I’ve often had friends and family ask what they can do to help me and to be completely honest, I don’t know. I’m still trying to figure all of this out for myself: what’s affected, what helps, what doesn’t… Sometimes it feels like, just because it’s my diagnosis, people think I have this deep understanding of it. I’m definitely more clued in than I used to be but even two and a half years later, I don’t always know what to do when something comes up. I think the only thing I can say is this: “Learn with me.” This is a process, which involves a lot of trial and error and over-planning and screwing up. When it doesn’t work, it’s no one’s fault. We just learn and move on to the next thing. But hopefully, we can navigate it as a team rather than a group of individuals.

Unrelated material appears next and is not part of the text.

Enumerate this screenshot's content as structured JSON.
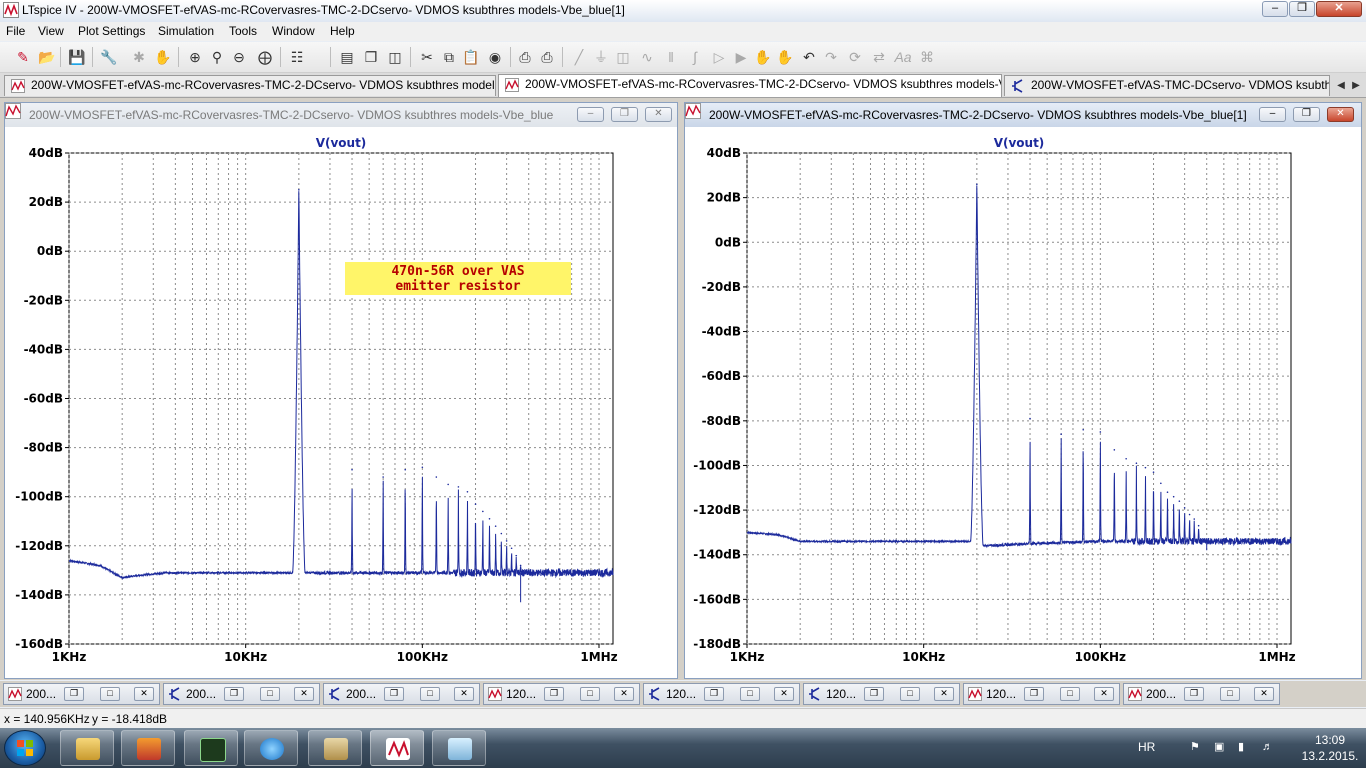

I try not to spend too much time thinking about how my life would’ve been different if I’d been diagnosed at a younger age because there’s little to be gained from it. It is how it is. But occasionally the thought creeps in and I imagine this life where I’m so much more productive and engaged and independent. I don’t know if that’s how it would’ve played out but it’s a seductive thought. But as I said, I try not to go down that rabbit hole. I think it comes down to this: there are people I wouldn’t have met and experiences that I wouldn’t have had if I’d been diagnosed as a child and ultimately, I wouldn’t give those up for anything.
Category: about me, autism, bpd, diagnosis, tips Tagged: actuallyautistic, actuallyborderline, actuallybpd, autism, autism awareness, autism awareness week, autism diagnosis, autism in girls, autism in women, autism resources, autism spectrum disorder, autistic, autistic adult, autistic spectrum disorder, borderline personality disorder, bpd, diagnosed as an adult, diagnosis, late diagnosis, mental health, mental health awareness, mental illness, waaw, waaw 2018, world autism awareness week, world autism awareness week 2018
Hi! I’m Lauren Alex Hooper. Welcome to my little blog! I write about living with Autism Spectrum Disorder, as well as several mental health issues. I’m a singersongwriter so I’ll probably write a bit about that too.
My first single, ‘Invisible,’ is now available on iTunes and Spotify, with all proceeds going to Young Minds.
My second single, ‘Bad Night,’ is also now available on all platforms and is the first track from my new EP, ‘Honest.’